In 2000, a study conducted by the Centers for Disease Control and Prevention discovered that 75 percent of people in the United States contain detectable levels of pthalates in their urine. Another study detected bisphenol A in the bodies of 95 percent of those tested.
The American Medical Association has urged the FDA to require that all medical products containing a certain type of phthalate to be labeled, so that exposure to infants can be limited. The agency has not acted, but more than 100 hospitals have started to remove such products from nurseries.
In 1996, Congress ordered the Environmental Protection Agency (EPA) to test pesticides for endocrine disrupting effects, but to date the agency has not tested a single chemical. The Congressional mandate does not even include chemicals found in plastics. Meanwhile, the EPA has asked the National Academy of Sciences to compile a report on phthalates to guide the agency in setting a safe maximum dosage requirement, which does not currently exist.

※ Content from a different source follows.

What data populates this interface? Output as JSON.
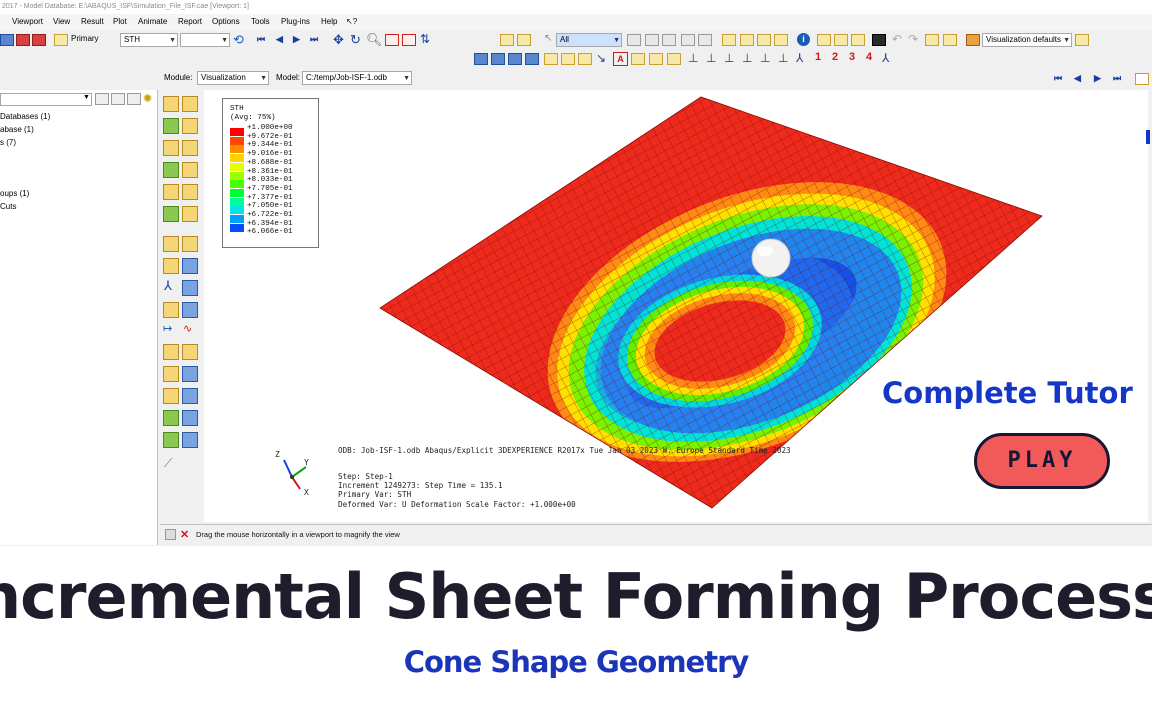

Even after this point, it would still be up to other agencies to impose regulations on the chemicals.The European Union banned three forms of phthalates from children’s items in 2005 and restricted three others. Canada has not used phthalates in children’s products since 1998, and California introduced a similar ban in October.